Non-Motorized transportation improvements coming to city streets this summer

St. Joe’s, City of Ypsilanti, and WATS collaborate on improving safety on Ypsilanti’s roads

The City of Ypsilanti is collaborating with St. Joseph Mercy Ann Arbor and Washtenaw Area Transportation Study (WATS) to explore traffic -calming measures to reduce speeds on city streets and improve safety for pedestrians and bicyclists.  The following streets are part of this city effort: 

  • Second Ave, from Michigan Ave. to Monroe
  • Cross, from Prospect to River Street
  • Prospect, from Cross north to City Limits 
  • N. Mansfield, from Washtenaw Ave to Congress

Ypsilanti and partner agencies will be testing low-cost design concepts aimed at walking and bicycling improvements. The design concepts are being informed by NACTO, (the National Association of City Transportation Officials)  and the MMUTCD (Michigan Manual on Uniform Traffic Control Devices).  

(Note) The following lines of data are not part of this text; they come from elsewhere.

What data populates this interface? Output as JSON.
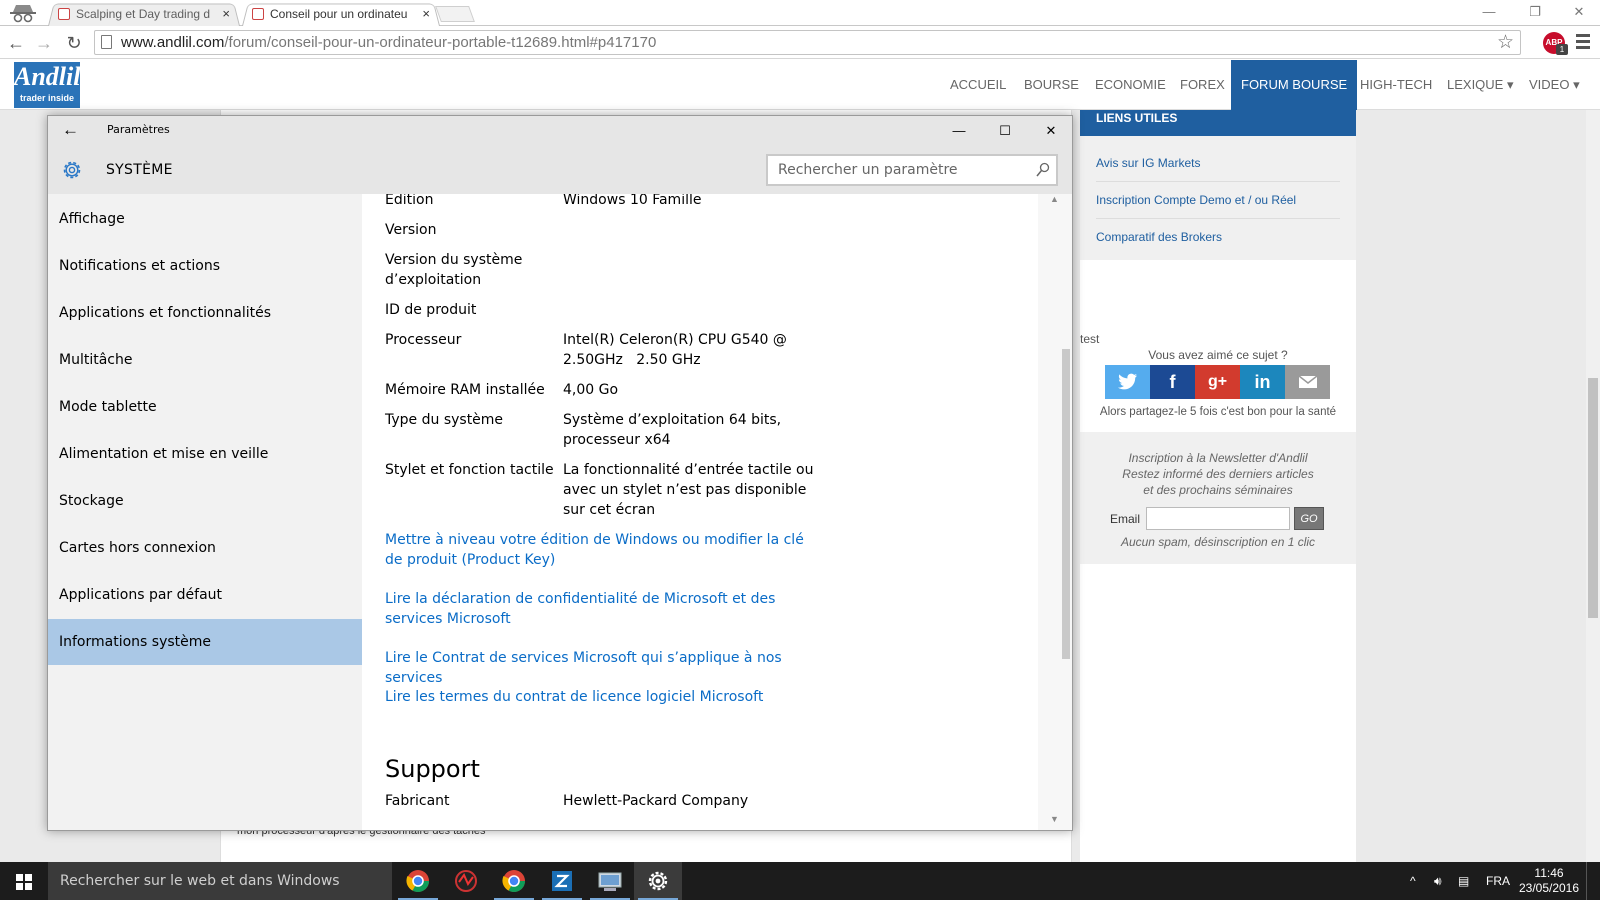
{
  "browser": {
    "tabs": [
      {
        "title": "Scalping et Day trading d",
        "active": false
      },
      {
        "title": "Conseil pour un ordinateu",
        "active": true
      }
    ],
    "close_glyph": "×",
    "url_domain": "www.andlil.com",
    "url_path": "/forum/conseil-pour-un-ordinateur-portable-t12689.html#p417170",
    "abp_label": "ABP",
    "abp_badge": "1"
  },
  "website": {
    "logo_main": "Andlil",
    "logo_sub": "trader inside",
    "nav": [
      {
        "label": "ACCUEIL",
        "active": false
      },
      {
        "label": "BOURSE",
        "active": false
      },
      {
        "label": "ECONOMIE",
        "active": false
      },
      {
        "label": "FOREX",
        "active": false
      },
      {
        "label": "FORUM BOURSE",
        "active": true
      },
      {
        "label": "HIGH-TECH",
        "active": false
      },
      {
        "label": "LEXIQUE ▾",
        "active": false
      },
      {
        "label": "VIDEO ▾",
        "active": false
      }
    ],
    "post_text": "mon processeur d'après le gestionnaire des taches",
    "sidebar": {
      "links_title": "LIENS UTILES",
      "links": [
        "Avis sur IG Markets",
        "Inscription Compte Demo et / ou Réel",
        "Comparatif des Brokers"
      ],
      "test": "test",
      "share_question": "Vous avez aimé ce sujet ?",
      "share_note": "Alors partagez-le 5 fois c'est bon pour la santé",
      "newsletter": {
        "line1": "Inscription à la Newsletter d'Andlil",
        "line2": "Restez informé des derniers articles",
        "line3": "et des prochains séminaires",
        "email_label": "Email",
        "go": "GO",
        "note": "Aucun spam, désinscription en 1 clic"
      }
    }
  },
  "settings": {
    "title": "Paramètres",
    "section": "SYSTÈME",
    "search_placeholder": "Rechercher un paramètre",
    "nav": [
      "Affichage",
      "Notifications et actions",
      "Applications et fonctionnalités",
      "Multitâche",
      "Mode tablette",
      "Alimentation et mise en veille",
      "Stockage",
      "Cartes hors connexion",
      "Applications par défaut",
      "Informations système"
    ],
    "selected_nav": "Informations système",
    "rows": [
      {
        "label": "Edition",
        "value": "Windows 10 Famille"
      },
      {
        "label": "Version",
        "value": ""
      },
      {
        "label": "Version du système d’exploitation",
        "value": ""
      },
      {
        "label": "ID de produit",
        "value": ""
      },
      {
        "label": "Processeur",
        "value": "Intel(R) Celeron(R) CPU G540 @ 2.50GHz   2.50 GHz"
      },
      {
        "label": "Mémoire RAM installée",
        "value": "4,00 Go"
      },
      {
        "label": "Type du système",
        "value": "Système d’exploitation 64 bits, processeur x64"
      },
      {
        "label": "Stylet et fonction tactile",
        "value": "La fonctionnalité d’entrée tactile ou avec un stylet n’est pas disponible sur cet écran"
      }
    ],
    "links": [
      "Mettre à niveau votre édition de Windows ou modifier la clé de produit (Product Key)",
      "Lire la déclaration de confidentialité de Microsoft et des services Microsoft",
      "Lire le Contrat de services Microsoft qui s’applique à nos services",
      "Lire les termes du contrat de licence logiciel Microsoft"
    ],
    "support_title": "Support",
    "support_rows": [
      {
        "label": "Fabricant",
        "value": "Hewlett-Packard Company"
      }
    ]
  },
  "taskbar": {
    "search_placeholder": "Rechercher sur le web et dans Windows",
    "language": "FRA",
    "time": "11:46",
    "date": "23/05/2016"
  }
}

“The City of Ypsilanti is committed to creating an environment that supports the health, safety, and welfare of all of our residents and visitors. By enabling people to bike and walk to work, for errands, for exercise, and for recreation, and by encouraging drivers to drive more safely within the City, we can help everyone lead longer, healthier, and more fulfilling lives,” stated Frances McMullan, City Manager.  “As we recover from the effects of coronavirus, it’s more important than ever to support healthy living.”

“St. Joe’s is focused on community efforts aimed at positively influencing the social determinants that influence one’s health to reduce the health disparities we know exist in our community, ” said Alonzo Lewis, president, St. Joseph Mercy Ann Arbor, and Livingston hospitals.  “Supporting the city of Ypsilanti and WATS to create safer streets and promote pedestrian and bicycle use is a great example where we can influence our community’s broader health and wellbeing.” 

The project areas were chosen for this project due to recent and recurring complaints about driver behavior, including speeding, as well as requests to improve pedestrian and bicycle facilities in these areas.  

As the project gets underway, miwats.org/route-ypsilanti will be updated with project details and opportunities for public engagement.